Laughter-Antidote to coronavirus
Laughter—Antidote to Coronavirus
All you need in the world is love and laughter. That’s all anybody needs. To have love in one hand and laughter in the other. August Wilson
Laughter occurs when people are comfortable with one another, when they feel open and free. And the more laughter there is, the more bonding happens within a family. Maybe we do not have enough laughter in our lives these days. There is so much stress, unhappiness and fear in the world and in our families. No wonder we run with tech.
Parents who are dedicated to the best interests, social development and academic success of their children can accomplish great things by using a variety of humorous approaches to family activities, meals and studies.
Laughter is a link to creativity and divergent thinking. It may lead to new ideas and understandings. Laughter is important to physical well-being and stress relief for all ages. Laughter runs through many regions of the brain as a source of energy to help grow stronger relationships and opportunities for success. It is a highly effective way to stimulate conversation for both the speaker and the listener.
When you have a meal together, laughter provides time for bonding and building trust. However, be careful that you don’t laugh at the wrong time or in a derogatory manner. Don’t let your children make fun of each other which causes embarrassment or ridicule. This is counterproductive to social and academic growth.

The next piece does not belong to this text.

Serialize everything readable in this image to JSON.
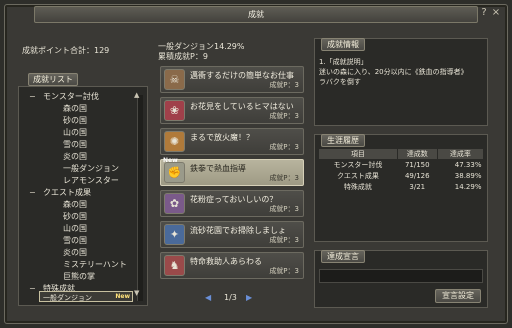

As you help your children with their schoolwork, laughter enables learning and relieves boredom and monotony. It helps children stay “tuned in” to what they are learning. As you come up with rhymes and songs to help children remember important math facts or new words, your "silliness” my help them retain important information. Use rhymes, chants, riddles, jokes, anecdotes and games to help children make valuable connections, enhance learning, boost creativity and critical thinking skills. Use humor and laughter to teach good moral behavior and responsibility. Use this ability to instill trust and confidence and provide children with a means of coping with sadness and disappointment.
Reading books that rhyme is fun for all and increases children’s desire to read. Such books as Chicka Chicka Boom Boom, Brown Bear, Brown Bear and many of the Dr. Seuss books are fun for younger children while Parts, For Laughing Out Loud and The New Kid on the Block by Jack Prelutsky might bring out the giggles with older readers. Check your library website for more suggestions.
From your parents, you learn love and laughter and how to put one foot in front of the other. But when books are opened, you discover you have wings. Helen Hayes
Laughter may even improve job performance as you work from home, especially if your work causes frustration and involves solving complex problems. The major function of laughter is to bring people together, to connect people emotionally.
Count the times you have a good laugh together. together. Give your children love and laughter.
Websites to help
Within the articles posted recently, I have tried to share websites with you that I have found helpful. I have often referred to them throughout the writing of my weekly articles for the Southern Arizona newspaper—the Sahuarita Sun.
I would also like to share an article I happened across about “6 Parenting Mistakes” on Empowering Parents. This is to show you that you are not alone and there is no such being as a “perfect parent.” The six mistakes that most of us make are not forgiving ourselves for losing our temper, for being inconsistent with discipline, for blaming ourselves for our children’s behavior, for doing too much for our children, for giving ineffective consequences, and for feeling as it you never have enough time or money to give your children. For more, see empoweringparents.com/article/perfect-parents-don't-exist-forgive-yourself-for-these-6-parenting-mistakes written by Sara Bean.
Sara also suggests giving them strong values, teaching them the value of hard work, saving money, careful spending, gratitude for what they have, and giving to others less fortunate are the most valuable gifts you can give your children.
I agree … hope you do also.